“Gertrude, Be sealed with the gift of the Holy Spirit” are the words that made this event noteworthy. These words were said quickly by Archbishop Aymond, but I will always remember the feeling they gave me. Archbishop Aymond had mentioned beforehand that he would initiate a spiritual connection with us as he seals us with the chrism oil, but I did not comprehend the magnitude of this connection. Archbishop Aymond and I locked eyes as he called me by my new name and drew a cross on my forehead. He never knew me as Caroline and did not care what sins I had committed because from that moment on, I was spiritually known as Gertrude. This sensation was accompanied by the pressure of my sister’s hand on my shoulder and the eyes of my mother and friends. Time seemed to stop and I almost forgot what to respond at that moment. Although I had watched my friends get confirmed before me, I felt like I had a spotlight on me from the moment my pastor introduced me as Gertrude of Nivelles patroness of cats, travel, and the recently deceased. Usually, I love to live in the limelight as a dancer, but this time the attention humbled me and gave me the confidence to live my life as Saint Gertrude.

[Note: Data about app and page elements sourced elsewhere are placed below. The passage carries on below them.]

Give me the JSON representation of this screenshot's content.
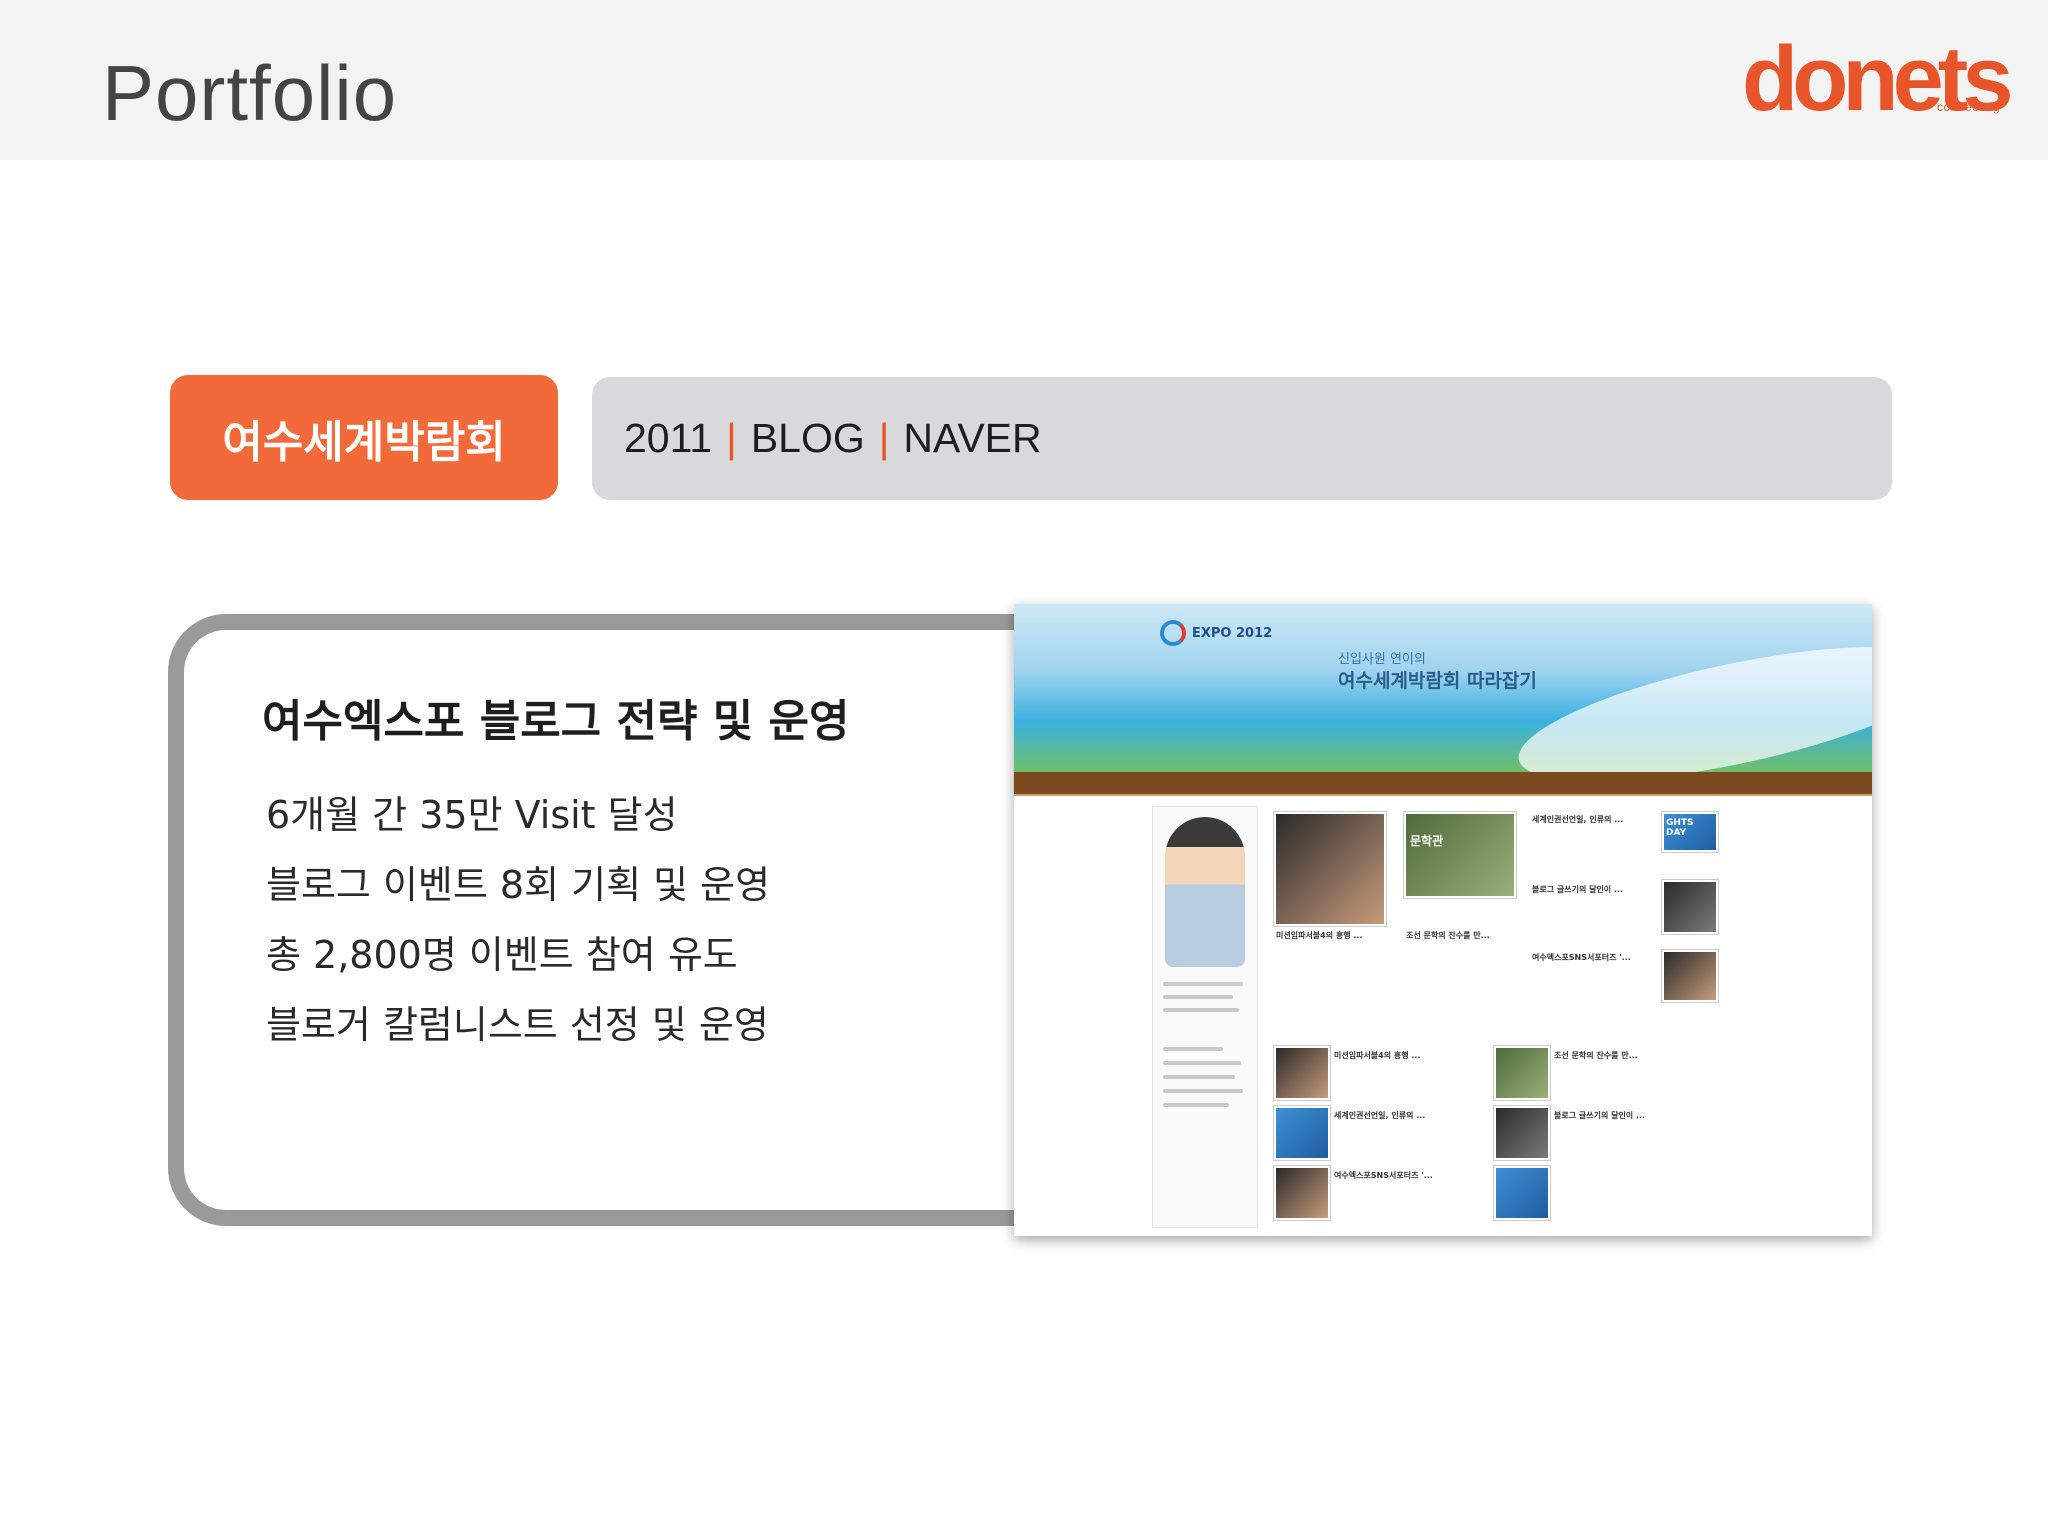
{
  "header": {
    "title": "Portfolio",
    "logo_text": "donets",
    "logo_tagline": "connecting"
  },
  "project": {
    "name": "여수세계박람회",
    "year": "2011",
    "separator": "|",
    "channel": "BLOG",
    "platform": "NAVER"
  },
  "detail": {
    "title": "여수엑스포 블로그 전략 및 운영",
    "bullets": [
      "6개월 간 35만 Visit 달성",
      "블로그 이벤트 8회 기획 및 운영",
      "총 2,800명 이벤트 참여 유도",
      "블로거 칼럼니스트 선정 및 운영"
    ]
  },
  "screenshot": {
    "logo": "EXPO 2012",
    "banner_sub": "신입사원 연이의",
    "banner_title": "여수세계박람회 따라잡기",
    "thumb_word_1": "문학관",
    "thumb_word_2": "GHTS DAY",
    "captions": [
      "미션임파서블4의 흥행 ...",
      "조선 문학의 잔수를 만...",
      "세계인권선언일, 인류의 ...",
      "블로그 글쓰기의 달인이 ...",
      "여수엑스포SNS서포터즈 '..."
    ]
  },
  "colors": {
    "accent": "#f26a3a",
    "bar_gray": "#d9d9db",
    "card_border": "#9a9a9a",
    "header_bg": "#f3f3f3"
  }
}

I will admit that this physically small and common gesture brought tears to my mother’s, sister’s, and my eyes. The sorrow and joy associated with this sacrament were not spoken of until afterward, but we were mutually thinking as one during the ceremony. My confirmation was the first major event for me that my grandfather had missed since his death three years and nine days prior. He was the first person to pop in my mind when I was asked who my sponsor would be because he was my role model and best friend. His absence was felt by all three of us for he was no longer there to watch me grow and share in our joy. I like to think God and my grandfather knew these feelings would resurface and blessed us with my great-uncle who was able to attend the ceremony to temporarily fill my grandfather’s position and provide physical support to my family. My heavy heart did not repair itself or rid of the hatred from my grandfather’s death through this sacrament, but I was given a new sense of peace that my grandfather is sitting next to God and Gertrude watching me laugh and cry and grow.
Therefore, the moral of my Confirmation, so I have found, is to indulge myself and see beauty in all of God’s actions because I will never know what He is trying to tell me until I receive His grace. The loss of my grandfather had made the moment of anointing sorrowful yet peaceful. Even though I was walking up the aisle as routinely as my other confirmands, God gave me a special experience that touched my family’s and I’s heart forever.